Tonight's forecasted clear skies could permit us a glimpse of one of the night sky's more camera-shy annual attractions: the Boötids meteor shower.
The Boötids are so named because they appear to emanate from near the constellation Boötes, the herdsman. Most years, they are a pretty low-key affair, with only a few visible meteors per hour.
Every now and then, though, they can really knock your socks off. That's what happened in both 1998 and 2004, when the Boötids erupted at a rate of 50-100 visible meteors per hour. Prior to that, they hadn't flared up since the 1920s. Astronomers still don't know precisely why the rate of the Boötids varies so wildly.
Like the other annual meteor showers, the Boötids are a result of the Earth's orbit intersecting with the debris trail left behind by an orbiting comet. In this case, the comet is the inelegantly named 7P/Pons–Winnecke, a three-mile wide hunk of ice and dust that goes around the Sun about once every 6 1/4 years. When those tiny flecks of debris hit the Earth's upper atmosphere, they are consumed in a flash of heat. Sometimes, that flash is bright enough that we can see it from the ground,
In addition to their scarcity, another signature characteristic of the Boötids is that they typically enter the atmosphere more slowly than most meteors. When they appear, the most spectacular Boötids can linger in the sky for two or three seconds, unlike the blink-and-you'll-miss-it appearances of most "shooting stars."
Some astronomers expect this year's Boötids to be another snoozer, but the fact that the waxing half-moon will be fairly low in the western sky by midnight means that arriving meteors won't have to compete with quite so much moonlight to be visible to the naked eye.
To look for the Boötids, find the constellation Ursa Major—The Big Dipper—in the northern sky. Follow the Dipper's "handle" out to its end star, Alkaid (Arabic for "the leader"). If you continue following the handle's imaginary curve past Alkaid, you'll arrive at Arcturus in Boötes. Generally, the Boötids will show up in the area of the sky between these two stars (see the illustration above).

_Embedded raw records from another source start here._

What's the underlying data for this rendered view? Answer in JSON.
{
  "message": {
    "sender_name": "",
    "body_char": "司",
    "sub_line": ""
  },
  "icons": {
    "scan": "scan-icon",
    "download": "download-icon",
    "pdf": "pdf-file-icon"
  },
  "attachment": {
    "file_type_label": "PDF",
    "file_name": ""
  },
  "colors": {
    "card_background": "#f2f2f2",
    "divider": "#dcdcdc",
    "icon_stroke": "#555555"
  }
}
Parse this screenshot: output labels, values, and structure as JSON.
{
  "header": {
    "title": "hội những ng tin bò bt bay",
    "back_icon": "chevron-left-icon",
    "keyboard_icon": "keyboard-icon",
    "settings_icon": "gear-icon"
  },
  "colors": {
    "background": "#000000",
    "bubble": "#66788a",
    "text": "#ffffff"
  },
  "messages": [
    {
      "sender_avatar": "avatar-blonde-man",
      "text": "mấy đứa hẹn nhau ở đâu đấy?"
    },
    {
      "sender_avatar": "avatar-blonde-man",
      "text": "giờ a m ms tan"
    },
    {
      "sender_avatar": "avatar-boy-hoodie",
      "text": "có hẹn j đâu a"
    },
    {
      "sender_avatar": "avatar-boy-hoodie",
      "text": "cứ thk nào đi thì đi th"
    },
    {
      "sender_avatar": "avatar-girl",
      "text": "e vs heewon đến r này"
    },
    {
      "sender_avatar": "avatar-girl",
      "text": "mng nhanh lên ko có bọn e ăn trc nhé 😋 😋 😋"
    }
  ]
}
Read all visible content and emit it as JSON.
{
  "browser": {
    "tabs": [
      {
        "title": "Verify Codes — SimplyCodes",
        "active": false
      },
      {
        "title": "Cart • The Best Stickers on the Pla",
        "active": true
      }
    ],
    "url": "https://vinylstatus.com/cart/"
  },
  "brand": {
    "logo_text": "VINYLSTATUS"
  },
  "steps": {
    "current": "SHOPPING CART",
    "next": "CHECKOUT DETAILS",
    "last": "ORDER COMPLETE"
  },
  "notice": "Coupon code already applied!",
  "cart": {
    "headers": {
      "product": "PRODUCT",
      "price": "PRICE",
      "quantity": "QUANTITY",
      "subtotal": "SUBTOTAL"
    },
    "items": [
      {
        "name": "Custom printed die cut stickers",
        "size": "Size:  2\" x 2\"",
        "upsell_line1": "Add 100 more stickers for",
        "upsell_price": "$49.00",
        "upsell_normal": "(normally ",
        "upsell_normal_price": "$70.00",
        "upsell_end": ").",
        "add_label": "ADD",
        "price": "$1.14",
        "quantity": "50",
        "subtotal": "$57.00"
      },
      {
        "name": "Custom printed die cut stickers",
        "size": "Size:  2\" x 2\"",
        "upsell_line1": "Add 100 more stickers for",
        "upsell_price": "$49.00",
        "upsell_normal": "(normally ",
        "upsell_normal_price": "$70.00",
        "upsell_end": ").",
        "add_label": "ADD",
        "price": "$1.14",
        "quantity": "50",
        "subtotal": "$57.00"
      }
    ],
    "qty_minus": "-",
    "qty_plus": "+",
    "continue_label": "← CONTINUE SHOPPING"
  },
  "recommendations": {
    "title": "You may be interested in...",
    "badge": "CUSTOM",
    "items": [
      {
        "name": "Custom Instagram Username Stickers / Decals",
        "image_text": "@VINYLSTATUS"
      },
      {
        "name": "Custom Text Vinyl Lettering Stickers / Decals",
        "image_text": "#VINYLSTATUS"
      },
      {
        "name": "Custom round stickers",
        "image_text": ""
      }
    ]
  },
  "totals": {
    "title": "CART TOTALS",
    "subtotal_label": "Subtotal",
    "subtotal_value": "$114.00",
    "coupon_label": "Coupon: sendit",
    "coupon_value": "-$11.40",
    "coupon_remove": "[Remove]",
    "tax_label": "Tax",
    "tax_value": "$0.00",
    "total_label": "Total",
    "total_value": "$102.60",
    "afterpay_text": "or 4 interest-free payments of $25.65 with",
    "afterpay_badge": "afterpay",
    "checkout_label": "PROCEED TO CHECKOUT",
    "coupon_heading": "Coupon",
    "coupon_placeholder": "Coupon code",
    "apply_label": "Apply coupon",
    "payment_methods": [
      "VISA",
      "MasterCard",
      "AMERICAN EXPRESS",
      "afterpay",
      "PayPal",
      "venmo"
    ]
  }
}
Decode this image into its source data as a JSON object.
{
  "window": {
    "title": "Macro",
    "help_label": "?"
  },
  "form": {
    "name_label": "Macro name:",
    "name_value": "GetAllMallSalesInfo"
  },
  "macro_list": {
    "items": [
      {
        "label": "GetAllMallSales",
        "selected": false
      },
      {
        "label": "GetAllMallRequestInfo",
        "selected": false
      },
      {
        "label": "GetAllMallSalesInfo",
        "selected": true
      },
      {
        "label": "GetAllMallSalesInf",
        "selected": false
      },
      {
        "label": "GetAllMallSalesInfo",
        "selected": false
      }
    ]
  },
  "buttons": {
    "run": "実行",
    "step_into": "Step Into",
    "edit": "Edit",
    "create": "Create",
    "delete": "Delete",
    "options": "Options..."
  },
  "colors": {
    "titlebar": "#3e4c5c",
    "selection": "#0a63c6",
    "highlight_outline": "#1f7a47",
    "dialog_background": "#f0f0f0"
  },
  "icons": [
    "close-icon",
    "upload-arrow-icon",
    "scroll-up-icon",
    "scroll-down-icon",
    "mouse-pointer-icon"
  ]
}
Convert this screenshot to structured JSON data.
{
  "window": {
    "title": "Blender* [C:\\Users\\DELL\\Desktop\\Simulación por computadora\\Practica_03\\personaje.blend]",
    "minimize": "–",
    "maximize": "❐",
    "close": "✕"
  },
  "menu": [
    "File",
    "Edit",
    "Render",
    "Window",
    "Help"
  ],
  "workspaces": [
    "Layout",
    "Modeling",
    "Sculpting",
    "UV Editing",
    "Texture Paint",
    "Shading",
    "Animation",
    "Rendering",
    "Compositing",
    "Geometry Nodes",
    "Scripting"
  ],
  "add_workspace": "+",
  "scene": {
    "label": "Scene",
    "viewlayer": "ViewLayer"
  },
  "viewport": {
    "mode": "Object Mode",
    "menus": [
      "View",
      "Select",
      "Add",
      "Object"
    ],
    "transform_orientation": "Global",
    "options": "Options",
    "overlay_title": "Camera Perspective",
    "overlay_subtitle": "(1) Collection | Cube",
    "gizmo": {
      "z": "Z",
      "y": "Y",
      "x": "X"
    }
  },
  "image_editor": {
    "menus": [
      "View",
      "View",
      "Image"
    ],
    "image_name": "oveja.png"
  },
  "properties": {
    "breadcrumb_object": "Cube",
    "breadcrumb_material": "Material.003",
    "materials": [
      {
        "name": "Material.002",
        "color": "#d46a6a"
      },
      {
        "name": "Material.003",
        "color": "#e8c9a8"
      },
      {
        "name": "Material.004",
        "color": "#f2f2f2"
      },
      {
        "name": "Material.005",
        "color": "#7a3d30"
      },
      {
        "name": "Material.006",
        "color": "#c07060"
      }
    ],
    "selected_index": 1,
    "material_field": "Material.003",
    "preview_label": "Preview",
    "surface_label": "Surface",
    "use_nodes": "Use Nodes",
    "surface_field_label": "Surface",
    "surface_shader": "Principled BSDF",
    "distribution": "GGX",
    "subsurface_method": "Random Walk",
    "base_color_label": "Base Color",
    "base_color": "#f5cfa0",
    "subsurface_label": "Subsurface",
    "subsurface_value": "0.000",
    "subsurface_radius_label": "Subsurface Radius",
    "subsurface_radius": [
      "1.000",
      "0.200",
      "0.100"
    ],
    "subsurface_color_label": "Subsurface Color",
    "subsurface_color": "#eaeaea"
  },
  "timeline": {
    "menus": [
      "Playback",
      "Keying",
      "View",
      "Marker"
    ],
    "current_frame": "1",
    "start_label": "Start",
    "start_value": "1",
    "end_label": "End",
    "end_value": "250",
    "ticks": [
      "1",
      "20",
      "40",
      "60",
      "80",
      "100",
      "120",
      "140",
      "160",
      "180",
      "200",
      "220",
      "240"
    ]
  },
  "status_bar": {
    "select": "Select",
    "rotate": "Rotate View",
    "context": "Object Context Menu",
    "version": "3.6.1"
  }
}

So spritz yourself with a bit of mosquito repellent, grab a loved one (and perhaps a cold one), and spend an hour under the stars before bed tonight. At worst, you'll get in some quality time outdoors on what ought to be a beautiful evening. And we might just get lucky.